Neck - Medium length. Free from throatiness,
though not a serious fault unless accompanied by dewlaps, strong without
giving the impression of being overmuscled. Well set into sloping shoulders.
Never concave or ewe-necked.
Topline - Slight slope from the highest point of the shoulders
to the root of the tail.
Chest - Deep, reaching the level of the elbow. Neither so
wide nor so rounded as to disturb the placement of the shoulders and elbows.
Ribs well sprung. Adequate heart room provided by depth as well as width.
Narrow or slab-sided chests are a fault.
Back - Short and straight. Never hollow, saddle, sway or
roach backed. Slight drop from the hips to the root of the tail.
Flanks - Rounded. Fairly full. Not extremely tucked up,
or flabby and falling. Loins short and strong. Distance from last rib
to upper thigh short, about three to four fingers widths. Narrow and weak
loins are a fault. In motion, the loin should not sway sideways, giving
a zig-zag motion to the back, wasting energy.
Tail - Tailless to approximately four inches, natural or
docked. The tail not to be so long as to affect the overall balance of
the dog. Set on high, actually an extension of the spine at about the
same level. Any tail substantially more than four inches shall be severely

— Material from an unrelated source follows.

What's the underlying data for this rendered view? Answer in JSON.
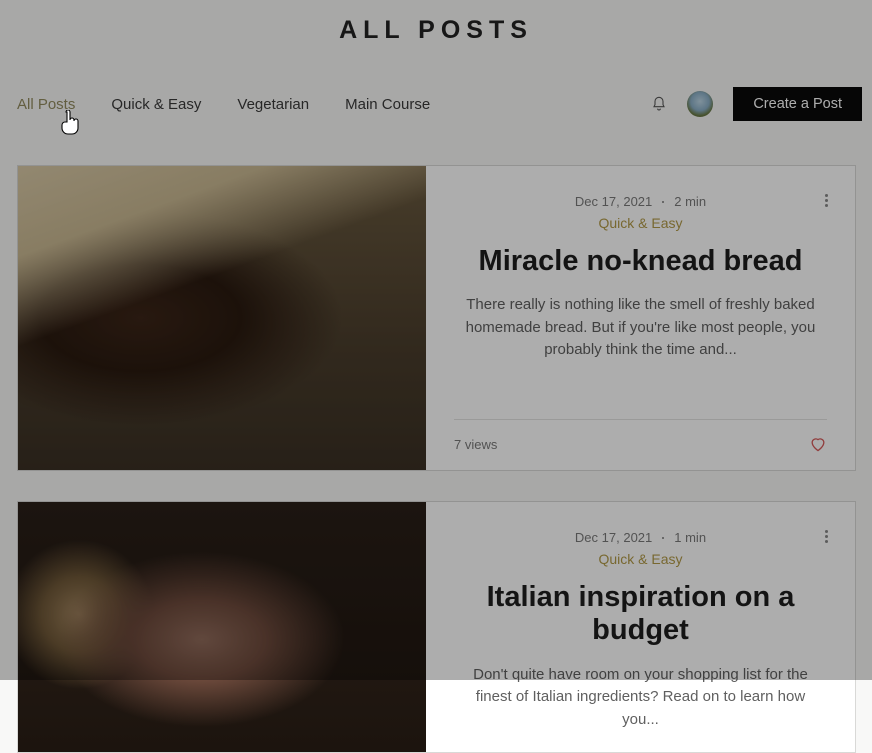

Shoulders - Shoulder blades should
not protrude too much, not too wide apart, with perhaps two thumbs' width
between. Sloping and muscular. Blade and upper arm should form nearly
a ninety degree angle. Straight shoulders are a fault. At the shoulders

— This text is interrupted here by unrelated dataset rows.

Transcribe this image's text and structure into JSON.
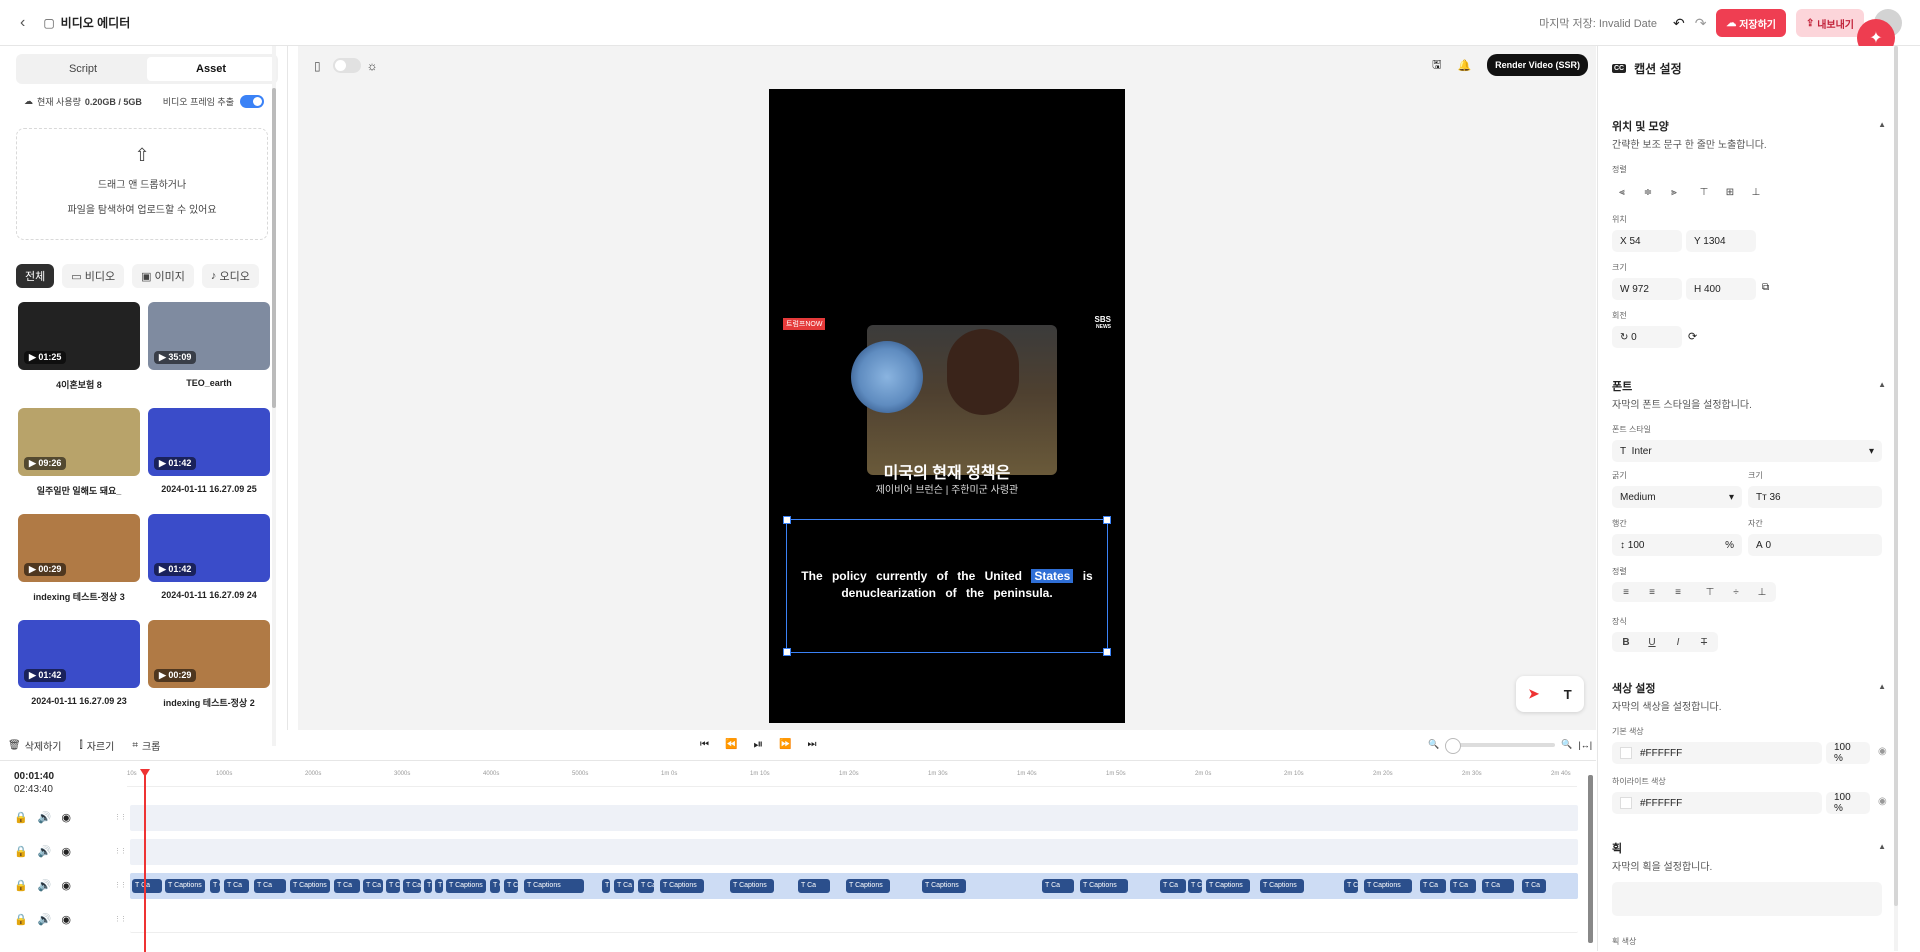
{
  "header": {
    "title": "비디오 에디터",
    "last_saved": "마지막 저장: Invalid Date",
    "save_label": "저장하기",
    "export_label": "내보내기"
  },
  "left": {
    "tabs": [
      "Script",
      "Asset"
    ],
    "active_tab": "Asset",
    "usage_label": "현재 사용량",
    "usage_value": "0.20GB / 5GB",
    "frame_extract_label": "비디오 프레임 추출",
    "drop_line1": "드래그 앤 드롭하거나",
    "drop_line2": "파일을 탐색하여 업로드할 수 있어요",
    "filters": [
      "전체",
      "비디오",
      "이미지",
      "오디오"
    ],
    "assets": [
      {
        "duration": "01:25",
        "name": "4이혼보험 8",
        "tone": "#222222"
      },
      {
        "duration": "35:09",
        "name": "TEO_earth",
        "tone": "#7f8ba0"
      },
      {
        "duration": "09:26",
        "name": "일주일만 일해도 돼요_",
        "tone": "#b8a36a"
      },
      {
        "duration": "01:42",
        "name": "2024-01-11 16.27.09 25",
        "tone": "#3a4cc9"
      },
      {
        "duration": "00:29",
        "name": "indexing 테스트-정상 3",
        "tone": "#b07a45"
      },
      {
        "duration": "01:42",
        "name": "2024-01-11 16.27.09 24",
        "tone": "#3a4cc9"
      },
      {
        "duration": "01:42",
        "name": "2024-01-11 16.27.09 23",
        "tone": "#3a4cc9"
      },
      {
        "duration": "00:29",
        "name": "indexing 테스트-정상 2",
        "tone": "#b07a45"
      }
    ]
  },
  "canvas": {
    "render_label": "Render Video (SSR)",
    "tag_text": "트럼프NOW",
    "logo_text": "SBS",
    "logo_sub": "NEWS",
    "headline": "미국의 현재 정책은",
    "subline": "제이비어 브런슨 | 주한미군 사령관",
    "caption_before": "The policy currently of the United",
    "caption_highlight": "States",
    "caption_after": "is denuclearization of the peninsula."
  },
  "props": {
    "title": "캡션 설정",
    "pos_section": "위치 및 모양",
    "pos_desc": "간략한 보조 문구 한 줄만 노출합니다.",
    "align_label": "정렬",
    "position_label": "위치",
    "x_value": "X 54",
    "y_value": "Y 1304",
    "size_label": "크기",
    "w_value": "W 972",
    "h_value": "H 400",
    "rotate_label": "회전",
    "rotate_value": "0",
    "font_section": "폰트",
    "font_desc": "자막의 폰트 스타일을 설정합니다.",
    "font_style_label": "폰트 스타일",
    "font_name": "Inter",
    "weight_label": "굵기",
    "weight_value": "Medium",
    "size2_label": "크기",
    "font_size": "36",
    "line_label": "행간",
    "line_value": "100",
    "line_unit": "%",
    "letter_label": "자간",
    "letter_value": "0",
    "align2_label": "정렬",
    "deco_label": "장식",
    "color_section": "색상 설정",
    "color_desc": "자막의 색상을 설정합니다.",
    "base_color_label": "기본 색상",
    "base_color": "#FFFFFF",
    "base_opacity": "100 %",
    "hl_color_label": "하이라이트 색상",
    "hl_color": "#FFFFFF",
    "hl_opacity": "100 %",
    "stroke_section": "획",
    "stroke_desc": "자막의 획을 설정합니다.",
    "stroke_color_label": "획 색상"
  },
  "timeline": {
    "delete_label": "삭제하기",
    "cut_label": "자르기",
    "crop_label": "크롭",
    "current_time": "00:01:40",
    "total_time": "02:43:40",
    "ruler": [
      "10s",
      "1000s",
      "2000s",
      "3000s",
      "4000s",
      "5000s",
      "1m 0s",
      "1m 10s",
      "1m 20s",
      "1m 30s",
      "1m 40s",
      "1m 50s",
      "2m 0s",
      "2m 10s",
      "2m 20s",
      "2m 30s",
      "2m 40s"
    ],
    "clip_label_full": "Captions",
    "clip_label_short": "Ca"
  }
}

the Brittany is slightly higher than at the rump.
Legs - Viewed from the front, perpendicular, but not set too wide.
Elbows and feet turning neither in nor out. Pasterns slightly sloped.

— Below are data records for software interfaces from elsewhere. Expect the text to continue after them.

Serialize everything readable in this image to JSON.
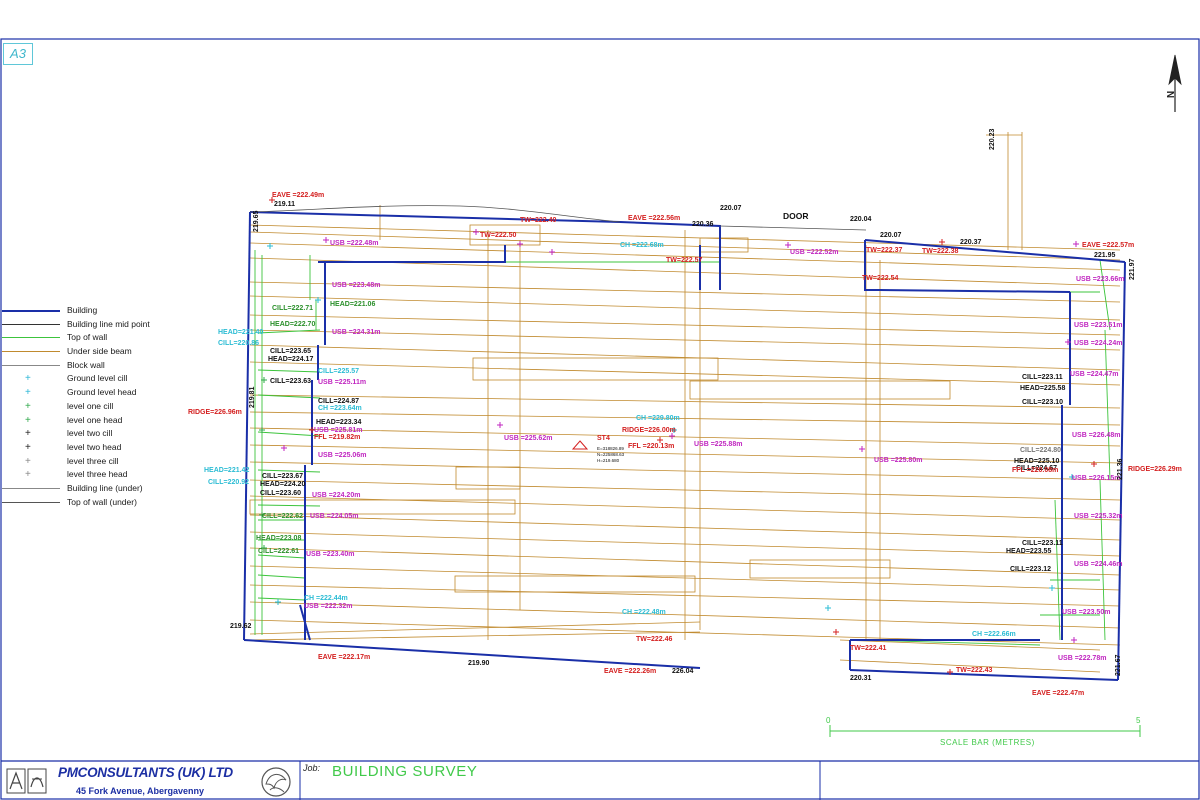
{
  "sheet": {
    "size": "A3"
  },
  "north": {
    "label": "N"
  },
  "legend": [
    {
      "label": "Building",
      "style": "line",
      "color": "#1a2fa8",
      "width": 2
    },
    {
      "label": "Building line mid point",
      "style": "line",
      "color": "#333333",
      "width": 1
    },
    {
      "label": "Top of wall",
      "style": "line",
      "color": "#3cc43c",
      "width": 1
    },
    {
      "label": "Under side beam",
      "style": "line",
      "color": "#c08a2e",
      "width": 1
    },
    {
      "label": "Block wall",
      "style": "line",
      "color": "#888888",
      "width": 1
    },
    {
      "label": "Ground level cill",
      "style": "mark",
      "color": "#29b6d6",
      "mark": "+"
    },
    {
      "label": "Ground level head",
      "style": "mark",
      "color": "#29b6d6",
      "mark": "+"
    },
    {
      "label": "level one cill",
      "style": "mark",
      "color": "#2fa84a",
      "mark": "+"
    },
    {
      "label": "level one head",
      "style": "mark",
      "color": "#2fa84a",
      "mark": "+"
    },
    {
      "label": "level two cill",
      "style": "mark",
      "color": "#222222",
      "mark": "+"
    },
    {
      "label": "level two head",
      "style": "mark",
      "color": "#222222",
      "mark": "+"
    },
    {
      "label": "level three cill",
      "style": "mark",
      "color": "#888888",
      "mark": "+"
    },
    {
      "label": "level three head",
      "style": "mark",
      "color": "#888888",
      "mark": "+"
    },
    {
      "label": "Building line (under)",
      "style": "line",
      "color": "#888888",
      "width": 1
    },
    {
      "label": "Top of wall (under)",
      "style": "line",
      "color": "#555555",
      "width": 1
    }
  ],
  "colors": {
    "building": "#1a2fa8",
    "beam": "#c08a2e",
    "wall": "#3cc43c",
    "red": "#d42020",
    "magenta": "#c026c0",
    "cyan": "#2bbcd4",
    "black": "#111111"
  },
  "plan_labels": [
    {
      "id": "door",
      "text": "DOOR",
      "kind": "black"
    },
    {
      "id": "eave-tl",
      "text": "EAVE =222.49m",
      "kind": "red"
    },
    {
      "id": "lvl-21911",
      "text": "219.11",
      "kind": "black"
    },
    {
      "id": "eave-top",
      "text": "EAVE =222.56m",
      "kind": "red"
    },
    {
      "id": "tw-22240",
      "text": "TW=222.40",
      "kind": "red"
    },
    {
      "id": "tw-22250",
      "text": "TW=222.50",
      "kind": "red"
    },
    {
      "id": "lvl-22007a",
      "text": "220.07",
      "kind": "black"
    },
    {
      "id": "lvl-22004",
      "text": "220.04",
      "kind": "black"
    },
    {
      "id": "lvl-22036",
      "text": "220.36",
      "kind": "black"
    },
    {
      "id": "lvl-22007b",
      "text": "220.07",
      "kind": "black"
    },
    {
      "id": "lvl-22037",
      "text": "220.37",
      "kind": "black"
    },
    {
      "id": "eave-tr",
      "text": "EAVE =222.57m",
      "kind": "red"
    },
    {
      "id": "lvl-22195",
      "text": "221.95",
      "kind": "black"
    },
    {
      "id": "usb-22248",
      "text": "USB =222.48m",
      "kind": "magenta"
    },
    {
      "id": "ch-22268",
      "text": "CH =222.68m",
      "kind": "cyan"
    },
    {
      "id": "usb-22252",
      "text": "USB =222.52m",
      "kind": "magenta"
    },
    {
      "id": "tw-22237",
      "text": "TW=222.37",
      "kind": "red"
    },
    {
      "id": "tw-22238",
      "text": "TW=222.38",
      "kind": "red"
    },
    {
      "id": "tw-22257",
      "text": "TW=222.57",
      "kind": "red"
    },
    {
      "id": "tw-22254",
      "text": "TW=222.54",
      "kind": "red"
    },
    {
      "id": "usb-22348",
      "text": "USB =223.48m",
      "kind": "magenta"
    },
    {
      "id": "head-22106",
      "text": "HEAD=221.06",
      "kind": "green"
    },
    {
      "id": "cill-22271",
      "text": "CILL=222.71",
      "kind": "green"
    },
    {
      "id": "head-22270",
      "text": "HEAD=222.70",
      "kind": "green"
    },
    {
      "id": "usb-22431",
      "text": "USB =224.31m",
      "kind": "magenta"
    },
    {
      "id": "head-22140",
      "text": "HEAD=221.40",
      "kind": "cyan"
    },
    {
      "id": "cill-22086",
      "text": "CILL=220.86",
      "kind": "cyan"
    },
    {
      "id": "cill-22365",
      "text": "CILL=223.65",
      "kind": "black"
    },
    {
      "id": "head-22417",
      "text": "HEAD=224.17",
      "kind": "black"
    },
    {
      "id": "cill-22557",
      "text": "CILL=225.57",
      "kind": "cyan"
    },
    {
      "id": "usb-22511",
      "text": "USB =225.11m",
      "kind": "magenta"
    },
    {
      "id": "cill-22363",
      "text": "CILL=223.63",
      "kind": "black"
    },
    {
      "id": "cill-22487",
      "text": "CILL=224.87",
      "kind": "black"
    },
    {
      "id": "ch-22364",
      "text": "CH =223.64m",
      "kind": "cyan"
    },
    {
      "id": "ridge-22696",
      "text": "RIDGE=226.96m",
      "kind": "red"
    },
    {
      "id": "head-22334",
      "text": "HEAD=223.34",
      "kind": "black"
    },
    {
      "id": "usb-22581",
      "text": "USB =225.81m",
      "kind": "magenta"
    },
    {
      "id": "ffl-21982",
      "text": "FFL =219.82m",
      "kind": "red"
    },
    {
      "id": "usb-22506",
      "text": "USB =225.06m",
      "kind": "magenta"
    },
    {
      "id": "usb-22562",
      "text": "USB =225.62m",
      "kind": "magenta"
    },
    {
      "id": "ch-22980",
      "text": "CH =229.80m",
      "kind": "cyan"
    },
    {
      "id": "ridge-22600",
      "text": "RIDGE=226.00m",
      "kind": "red"
    },
    {
      "id": "ffl-22013",
      "text": "FFL =220.13m",
      "kind": "red"
    },
    {
      "id": "usb-22588",
      "text": "USB =225.88m",
      "kind": "magenta"
    },
    {
      "id": "usb-22580",
      "text": "USB =225.80m",
      "kind": "magenta"
    },
    {
      "id": "head-22142",
      "text": "HEAD=221.42",
      "kind": "cyan"
    },
    {
      "id": "cill-22092",
      "text": "CILL=220.92",
      "kind": "cyan"
    },
    {
      "id": "cill-22367",
      "text": "CILL=223.67",
      "kind": "black"
    },
    {
      "id": "head-22420",
      "text": "HEAD=224.20",
      "kind": "black"
    },
    {
      "id": "cill-22360",
      "text": "CILL=223.60",
      "kind": "black"
    },
    {
      "id": "usb-22420",
      "text": "USB =224.20m",
      "kind": "magenta"
    },
    {
      "id": "cill-22362",
      "text": "CILL=222.62",
      "kind": "green"
    },
    {
      "id": "usb-22405",
      "text": "USB =224.05m",
      "kind": "magenta"
    },
    {
      "id": "head-22308",
      "text": "HEAD=223.08",
      "kind": "green"
    },
    {
      "id": "cill-22261",
      "text": "CILL=222.61",
      "kind": "green"
    },
    {
      "id": "usb-22340",
      "text": "USB =223.40m",
      "kind": "magenta"
    },
    {
      "id": "ch-22244",
      "text": "CH =222.44m",
      "kind": "cyan"
    },
    {
      "id": "usb-22232",
      "text": "USB =222.32m",
      "kind": "magenta"
    },
    {
      "id": "ch-22248",
      "text": "CH =222.48m",
      "kind": "cyan"
    },
    {
      "id": "tw-22246",
      "text": "TW=222.46",
      "kind": "red"
    },
    {
      "id": "lvl-21962",
      "text": "219.62",
      "kind": "black"
    },
    {
      "id": "eave-22217",
      "text": "EAVE =222.17m",
      "kind": "red"
    },
    {
      "id": "lvl-21990",
      "text": "219.90",
      "kind": "black"
    },
    {
      "id": "eave-22226",
      "text": "EAVE =222.26m",
      "kind": "red"
    },
    {
      "id": "lvl-22604",
      "text": "226.04",
      "kind": "black"
    },
    {
      "id": "usb-22366",
      "text": "USB =223.66m",
      "kind": "magenta"
    },
    {
      "id": "usb-22351",
      "text": "USB =223.51m",
      "kind": "magenta"
    },
    {
      "id": "usb-22424",
      "text": "USB =224.24m",
      "kind": "magenta"
    },
    {
      "id": "usb-22447",
      "text": "USB =224.47m",
      "kind": "magenta"
    },
    {
      "id": "cill-22311",
      "text": "CILL=223.11",
      "kind": "black"
    },
    {
      "id": "head-22558",
      "text": "HEAD=225.58",
      "kind": "black"
    },
    {
      "id": "cill-22310",
      "text": "CILL=223.10",
      "kind": "black"
    },
    {
      "id": "usb-22648",
      "text": "USB =226.48m",
      "kind": "magenta"
    },
    {
      "id": "cill-22480",
      "text": "CILL=224.80",
      "kind": "grey"
    },
    {
      "id": "head-22510",
      "text": "HEAD=225.10",
      "kind": "black"
    },
    {
      "id": "cill-22467",
      "text": "CILL=224.67",
      "kind": "black"
    },
    {
      "id": "ffl-22008",
      "text": "FFL =220.08m",
      "kind": "red"
    },
    {
      "id": "ridge-22629",
      "text": "RIDGE=226.29m",
      "kind": "red"
    },
    {
      "id": "usb-22615",
      "text": "USB =226.15m",
      "kind": "magenta"
    },
    {
      "id": "usb-22532",
      "text": "USB =225.32m",
      "kind": "magenta"
    },
    {
      "id": "cill-22311b",
      "text": "CILL=223.11",
      "kind": "black"
    },
    {
      "id": "head-22355",
      "text": "HEAD=223.55",
      "kind": "black"
    },
    {
      "id": "cill-22312",
      "text": "CILL=223.12",
      "kind": "black"
    },
    {
      "id": "usb-22446",
      "text": "USB =224.46m",
      "kind": "magenta"
    },
    {
      "id": "usb-22350",
      "text": "USB =223.50m",
      "kind": "magenta"
    },
    {
      "id": "ch-22266",
      "text": "CH =222.66m",
      "kind": "cyan"
    },
    {
      "id": "usb-22278",
      "text": "USB =222.78m",
      "kind": "magenta"
    },
    {
      "id": "tw-22241",
      "text": "TW=222.41",
      "kind": "red"
    },
    {
      "id": "tw-22243",
      "text": "TW=222.43",
      "kind": "red"
    },
    {
      "id": "lvl-22031",
      "text": "220.31",
      "kind": "black"
    },
    {
      "id": "eave-22247",
      "text": "EAVE =222.47m",
      "kind": "red"
    },
    {
      "id": "lvl-22167",
      "text": "221.67",
      "kind": "black"
    },
    {
      "id": "lvl-22136",
      "text": "221.36",
      "kind": "black"
    },
    {
      "id": "lvl-21965",
      "text": "219.65",
      "kind": "black"
    },
    {
      "id": "lvl-21981",
      "text": "219.81",
      "kind": "black"
    },
    {
      "id": "lvl-22197",
      "text": "221.97",
      "kind": "black"
    },
    {
      "id": "lvl-22023",
      "text": "220.23",
      "kind": "black"
    },
    {
      "id": "station",
      "text": "ST4",
      "kind": "red"
    },
    {
      "id": "station-e",
      "text": "E=318826.89",
      "kind": "black"
    },
    {
      "id": "station-n",
      "text": "N=225868.63",
      "kind": "black"
    },
    {
      "id": "station-z",
      "text": "H=219.680",
      "kind": "black"
    }
  ],
  "scale_bar": {
    "start": "0",
    "end": "5",
    "label": "SCALE BAR (METRES)"
  },
  "title_block": {
    "company": "PMCONSULTANTS (UK) LTD",
    "address": "45 Fork Avenue, Abergavenny",
    "job_label": "Job:",
    "job_title": "BUILDING SURVEY"
  }
}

Down in pasterns is a serious fault. Leg bones clean, graceful, but not
too fine. Extremely heavy bone is as much a fault as spindly legs. One
must look for substance and suppleness. Height at elbows should approximately
equal distance from elbow to withers.
Feet - Should be strong, proportionately smaller than the
spaniels', with close fitting, well arched toes and thick pads. The Brittany
is "not up on his toes." Toes not heavily feathered. Flat feet,
splayed feet, paper feet, etc., are to be heavily penalized. An ideal
foot is halfway between the hare and the cat foot. Dewclaws may be removed.
Broad strong and muscular, with powerful thighs and
well bent stifles, giving the angulation necessary for powerful drive.
Hind Legs - Stifles well bent. The stifle should not be
so angulated as to place the hock joint far out behind the dog. A Brittany
should not be condemned for straight stifle until the judge has checked
the dog in motion from the side. The stifle joint should not turn out
making a cowhock. Thighs well feathered but not profusely, halfway
to the hock. Hocks, that is, the back pasterns, should be moderately short,
pointing neither in nor out, perpendicular when viewed from the side.
They should be firm when shaken by the judge.
Feet - Same as front feet.
Dense, flat or wavy, never curly. Texture neither
wiry nor silky. Ears should carry little fringe. The front and hind legs
should have some feathering, but too little is definitely preferable to
too much. Dogs with long or profuse feathering or furnishings shall be
so severely penalized as to effectively eliminate them from competition.
Skin - Fine and fairly loose. A loose skin rolls with
briars and sticks, thus diminishing punctures or tearing.
A skin so loose as to form pouches is undesirable.
Orange and white or liver and white in either clear or roan patterns.
Some ticking is desirable. The orange or liver is found in the standard
parti-color or piebald patterns. Washed out colors are not desirable.
Tri-colors are allowed but not preferred. A tri-color is a liver and white
dog with classic orange markings on eyebrows, muzzle and cheeks, inside
the ears and under the tail, freckles on the lower legs are orange. Anything
exceeding the limits of these markings shall be severely penalized. Black
is a disqualification.
When at a trot the Brittany's hind foot should step into
or beyond the print left by the front foot. Clean movement, coming and
going, is very important, but most important is side gait, which is smooth,
efficient and ground covering.
A happy, alert dog, neither mean nor
- Any Brittany measuring under 17 1/2 inches or over 20 1/2 inches.
- A black nose.
- Black in the coat.
Approved April 10, 1990
Effective May 31, 1990